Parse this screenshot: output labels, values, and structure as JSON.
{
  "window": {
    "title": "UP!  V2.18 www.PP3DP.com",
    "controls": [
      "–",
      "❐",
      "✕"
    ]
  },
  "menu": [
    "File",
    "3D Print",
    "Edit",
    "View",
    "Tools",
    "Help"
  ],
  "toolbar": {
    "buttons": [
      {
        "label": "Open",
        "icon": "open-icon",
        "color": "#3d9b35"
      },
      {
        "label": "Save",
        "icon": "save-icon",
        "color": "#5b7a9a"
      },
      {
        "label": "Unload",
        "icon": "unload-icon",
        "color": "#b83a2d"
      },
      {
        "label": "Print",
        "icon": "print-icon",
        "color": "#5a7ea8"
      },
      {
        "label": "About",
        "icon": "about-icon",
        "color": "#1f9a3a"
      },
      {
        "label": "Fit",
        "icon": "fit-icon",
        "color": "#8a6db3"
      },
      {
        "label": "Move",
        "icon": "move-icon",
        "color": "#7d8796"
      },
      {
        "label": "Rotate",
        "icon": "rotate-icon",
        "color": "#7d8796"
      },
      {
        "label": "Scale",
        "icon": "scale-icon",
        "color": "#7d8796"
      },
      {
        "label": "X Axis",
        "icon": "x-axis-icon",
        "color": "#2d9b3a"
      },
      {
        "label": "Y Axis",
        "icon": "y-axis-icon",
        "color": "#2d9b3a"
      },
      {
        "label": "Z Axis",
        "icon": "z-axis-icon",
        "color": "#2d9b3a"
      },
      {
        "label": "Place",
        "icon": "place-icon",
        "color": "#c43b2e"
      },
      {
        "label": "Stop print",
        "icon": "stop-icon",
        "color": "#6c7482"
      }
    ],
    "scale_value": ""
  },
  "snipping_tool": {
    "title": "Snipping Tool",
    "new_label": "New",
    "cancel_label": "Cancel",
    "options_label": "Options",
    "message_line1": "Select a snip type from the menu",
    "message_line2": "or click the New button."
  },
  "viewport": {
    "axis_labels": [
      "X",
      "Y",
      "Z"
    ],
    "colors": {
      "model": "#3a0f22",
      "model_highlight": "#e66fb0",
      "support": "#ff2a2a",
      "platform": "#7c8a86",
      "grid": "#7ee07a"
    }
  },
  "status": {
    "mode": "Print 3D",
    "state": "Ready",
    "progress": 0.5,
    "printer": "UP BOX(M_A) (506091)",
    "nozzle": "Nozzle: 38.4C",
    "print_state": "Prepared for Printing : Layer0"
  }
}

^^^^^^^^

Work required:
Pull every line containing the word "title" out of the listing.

Exercise solution:
    "title": "UP!  V2.18 www.PP3DP.com",
    "title": "Snipping Tool",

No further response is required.